• **Task**
Below are records; how many of their lines contain "group"? Answer with only the number.

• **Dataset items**
---------------

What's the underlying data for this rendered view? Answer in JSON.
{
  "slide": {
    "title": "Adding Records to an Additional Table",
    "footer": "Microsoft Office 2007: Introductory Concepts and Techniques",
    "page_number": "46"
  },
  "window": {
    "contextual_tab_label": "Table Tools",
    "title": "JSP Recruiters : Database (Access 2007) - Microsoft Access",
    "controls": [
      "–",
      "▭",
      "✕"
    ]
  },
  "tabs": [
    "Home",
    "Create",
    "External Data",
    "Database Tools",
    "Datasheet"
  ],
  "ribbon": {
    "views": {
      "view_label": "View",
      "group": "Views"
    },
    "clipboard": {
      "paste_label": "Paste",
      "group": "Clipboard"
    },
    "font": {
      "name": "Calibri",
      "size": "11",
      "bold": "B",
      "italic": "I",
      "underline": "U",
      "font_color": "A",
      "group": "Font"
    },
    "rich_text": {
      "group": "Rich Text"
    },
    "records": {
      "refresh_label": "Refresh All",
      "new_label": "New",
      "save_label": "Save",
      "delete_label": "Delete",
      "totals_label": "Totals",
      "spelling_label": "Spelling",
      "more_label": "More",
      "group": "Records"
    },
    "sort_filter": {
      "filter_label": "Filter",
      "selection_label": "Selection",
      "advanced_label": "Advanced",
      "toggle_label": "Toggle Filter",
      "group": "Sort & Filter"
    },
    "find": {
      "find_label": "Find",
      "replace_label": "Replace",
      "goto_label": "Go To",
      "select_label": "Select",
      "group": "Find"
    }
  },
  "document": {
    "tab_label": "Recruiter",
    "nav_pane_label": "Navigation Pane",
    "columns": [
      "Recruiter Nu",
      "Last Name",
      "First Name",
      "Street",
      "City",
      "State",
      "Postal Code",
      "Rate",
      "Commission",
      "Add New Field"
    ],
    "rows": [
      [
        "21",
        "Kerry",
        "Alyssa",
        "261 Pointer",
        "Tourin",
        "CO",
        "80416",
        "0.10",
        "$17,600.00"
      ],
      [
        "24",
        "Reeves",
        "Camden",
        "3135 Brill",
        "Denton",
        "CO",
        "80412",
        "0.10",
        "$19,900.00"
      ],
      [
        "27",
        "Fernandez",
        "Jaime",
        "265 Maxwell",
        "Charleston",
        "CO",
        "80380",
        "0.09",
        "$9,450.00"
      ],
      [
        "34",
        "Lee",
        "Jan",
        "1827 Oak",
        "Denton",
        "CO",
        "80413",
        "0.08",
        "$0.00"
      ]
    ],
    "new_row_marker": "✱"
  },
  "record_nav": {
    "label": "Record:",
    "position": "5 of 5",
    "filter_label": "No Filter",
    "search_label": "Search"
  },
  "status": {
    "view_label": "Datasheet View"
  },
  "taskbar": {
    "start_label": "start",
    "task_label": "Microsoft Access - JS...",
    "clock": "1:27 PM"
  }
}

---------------

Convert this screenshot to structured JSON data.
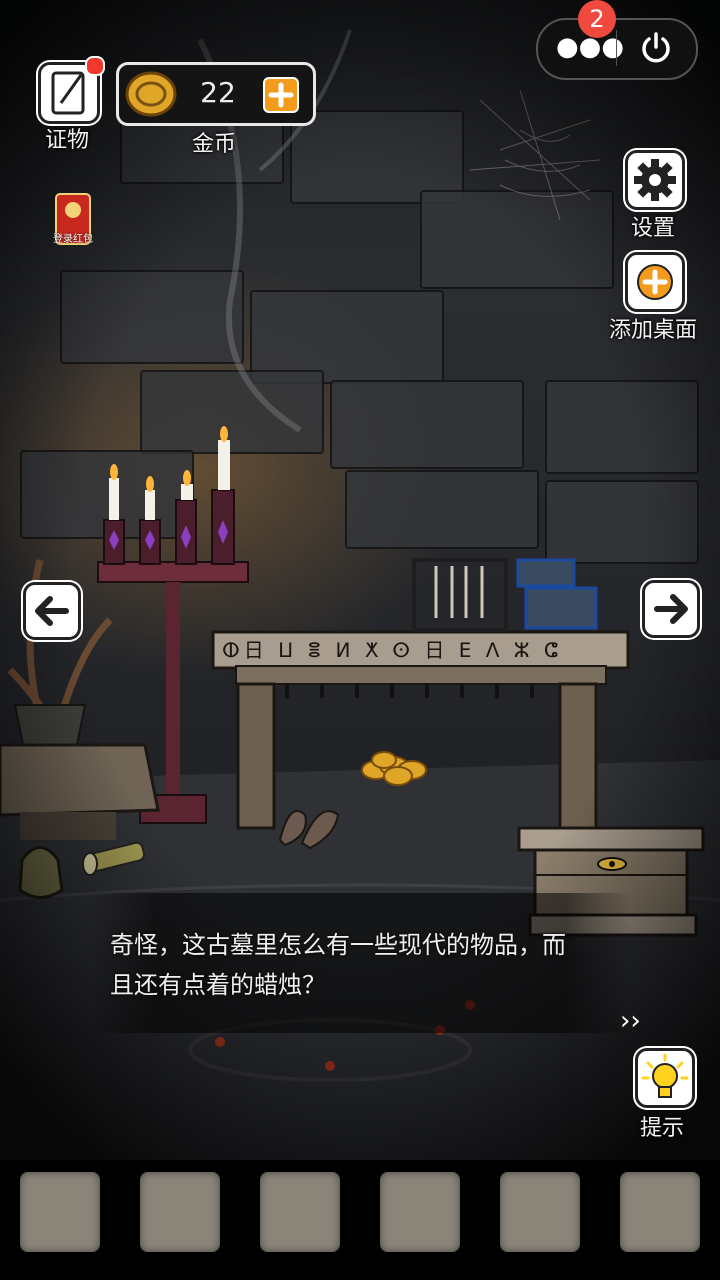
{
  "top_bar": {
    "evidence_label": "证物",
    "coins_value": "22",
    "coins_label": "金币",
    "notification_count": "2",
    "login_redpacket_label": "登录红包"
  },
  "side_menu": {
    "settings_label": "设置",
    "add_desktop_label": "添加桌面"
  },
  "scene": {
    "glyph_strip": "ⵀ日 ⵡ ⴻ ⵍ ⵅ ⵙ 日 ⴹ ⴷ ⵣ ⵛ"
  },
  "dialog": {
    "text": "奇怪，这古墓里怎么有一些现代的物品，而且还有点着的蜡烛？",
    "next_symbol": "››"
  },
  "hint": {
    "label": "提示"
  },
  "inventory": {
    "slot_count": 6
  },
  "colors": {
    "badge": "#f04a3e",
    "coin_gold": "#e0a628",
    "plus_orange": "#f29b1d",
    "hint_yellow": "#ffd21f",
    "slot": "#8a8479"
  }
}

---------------

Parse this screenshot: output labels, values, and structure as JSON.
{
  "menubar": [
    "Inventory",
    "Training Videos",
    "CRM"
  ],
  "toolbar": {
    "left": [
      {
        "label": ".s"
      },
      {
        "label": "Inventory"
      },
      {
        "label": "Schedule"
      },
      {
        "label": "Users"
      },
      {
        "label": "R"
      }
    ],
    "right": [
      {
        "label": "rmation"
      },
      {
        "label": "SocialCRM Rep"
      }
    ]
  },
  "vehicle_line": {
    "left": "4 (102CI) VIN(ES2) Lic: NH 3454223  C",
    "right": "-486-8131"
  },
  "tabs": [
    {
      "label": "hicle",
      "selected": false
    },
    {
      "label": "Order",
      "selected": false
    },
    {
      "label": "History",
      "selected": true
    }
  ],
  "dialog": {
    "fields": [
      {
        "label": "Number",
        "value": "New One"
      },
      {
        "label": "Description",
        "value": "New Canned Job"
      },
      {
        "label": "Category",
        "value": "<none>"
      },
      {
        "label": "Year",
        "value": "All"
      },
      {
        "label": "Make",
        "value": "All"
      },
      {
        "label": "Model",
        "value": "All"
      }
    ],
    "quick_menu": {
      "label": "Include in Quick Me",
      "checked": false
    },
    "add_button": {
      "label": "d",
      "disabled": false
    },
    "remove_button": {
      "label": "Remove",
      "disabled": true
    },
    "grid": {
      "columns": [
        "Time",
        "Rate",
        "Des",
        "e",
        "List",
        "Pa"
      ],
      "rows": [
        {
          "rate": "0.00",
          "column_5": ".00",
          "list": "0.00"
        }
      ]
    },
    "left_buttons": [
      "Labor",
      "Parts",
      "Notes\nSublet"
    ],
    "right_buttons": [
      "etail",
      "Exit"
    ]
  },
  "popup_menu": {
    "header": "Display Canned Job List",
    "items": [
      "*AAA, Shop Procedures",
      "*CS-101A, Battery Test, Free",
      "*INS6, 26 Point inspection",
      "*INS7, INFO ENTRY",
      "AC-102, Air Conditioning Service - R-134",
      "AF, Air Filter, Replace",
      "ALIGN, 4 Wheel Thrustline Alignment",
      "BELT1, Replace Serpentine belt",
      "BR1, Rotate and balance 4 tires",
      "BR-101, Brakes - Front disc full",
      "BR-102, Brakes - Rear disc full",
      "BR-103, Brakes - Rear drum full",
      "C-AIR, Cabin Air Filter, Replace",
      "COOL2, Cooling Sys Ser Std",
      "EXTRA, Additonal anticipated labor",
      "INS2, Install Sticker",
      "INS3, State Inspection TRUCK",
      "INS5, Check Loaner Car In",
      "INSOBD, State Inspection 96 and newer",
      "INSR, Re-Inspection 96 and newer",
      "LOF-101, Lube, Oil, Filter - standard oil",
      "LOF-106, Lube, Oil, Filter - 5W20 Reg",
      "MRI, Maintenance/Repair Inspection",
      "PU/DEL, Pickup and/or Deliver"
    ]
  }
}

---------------

• **Expected answer**
7